Locate each line in the records containing "icon". Copy it.
Start of RECORD EXTRACTS
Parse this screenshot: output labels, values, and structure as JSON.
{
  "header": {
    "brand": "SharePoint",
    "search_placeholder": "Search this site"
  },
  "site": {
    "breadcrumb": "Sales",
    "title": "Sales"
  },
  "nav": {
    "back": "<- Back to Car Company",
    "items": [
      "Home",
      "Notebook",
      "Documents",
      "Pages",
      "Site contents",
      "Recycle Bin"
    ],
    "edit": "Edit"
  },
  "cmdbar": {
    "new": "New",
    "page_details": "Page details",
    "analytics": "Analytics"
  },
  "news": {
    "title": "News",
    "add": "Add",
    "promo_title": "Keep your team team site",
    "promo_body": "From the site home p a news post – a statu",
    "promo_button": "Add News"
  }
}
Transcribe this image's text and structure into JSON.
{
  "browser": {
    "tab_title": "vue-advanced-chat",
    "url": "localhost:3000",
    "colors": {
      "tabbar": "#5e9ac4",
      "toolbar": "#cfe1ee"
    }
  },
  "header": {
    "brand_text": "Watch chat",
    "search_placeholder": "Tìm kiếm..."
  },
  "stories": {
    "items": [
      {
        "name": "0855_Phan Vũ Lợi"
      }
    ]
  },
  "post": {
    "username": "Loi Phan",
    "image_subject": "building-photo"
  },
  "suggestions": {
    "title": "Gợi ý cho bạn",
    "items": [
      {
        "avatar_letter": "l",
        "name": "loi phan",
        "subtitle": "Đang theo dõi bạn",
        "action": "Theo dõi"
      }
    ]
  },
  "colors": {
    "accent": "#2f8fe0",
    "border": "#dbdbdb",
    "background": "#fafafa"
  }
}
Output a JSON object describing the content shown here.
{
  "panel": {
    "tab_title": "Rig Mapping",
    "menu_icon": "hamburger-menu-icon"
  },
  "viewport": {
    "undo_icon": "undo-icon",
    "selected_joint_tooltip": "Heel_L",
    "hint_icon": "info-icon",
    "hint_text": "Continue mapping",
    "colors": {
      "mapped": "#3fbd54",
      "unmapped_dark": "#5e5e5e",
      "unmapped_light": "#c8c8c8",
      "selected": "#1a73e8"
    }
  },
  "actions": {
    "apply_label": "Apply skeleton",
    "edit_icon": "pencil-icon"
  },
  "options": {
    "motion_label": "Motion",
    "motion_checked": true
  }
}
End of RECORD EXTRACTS
◆ OUTPUT FOR THIS EXERCISE ◆
    "menu_icon": "hamburger-menu-icon"
    "undo_icon": "undo-icon",
    "hint_icon": "info-icon",
    "edit_icon": "pencil-icon"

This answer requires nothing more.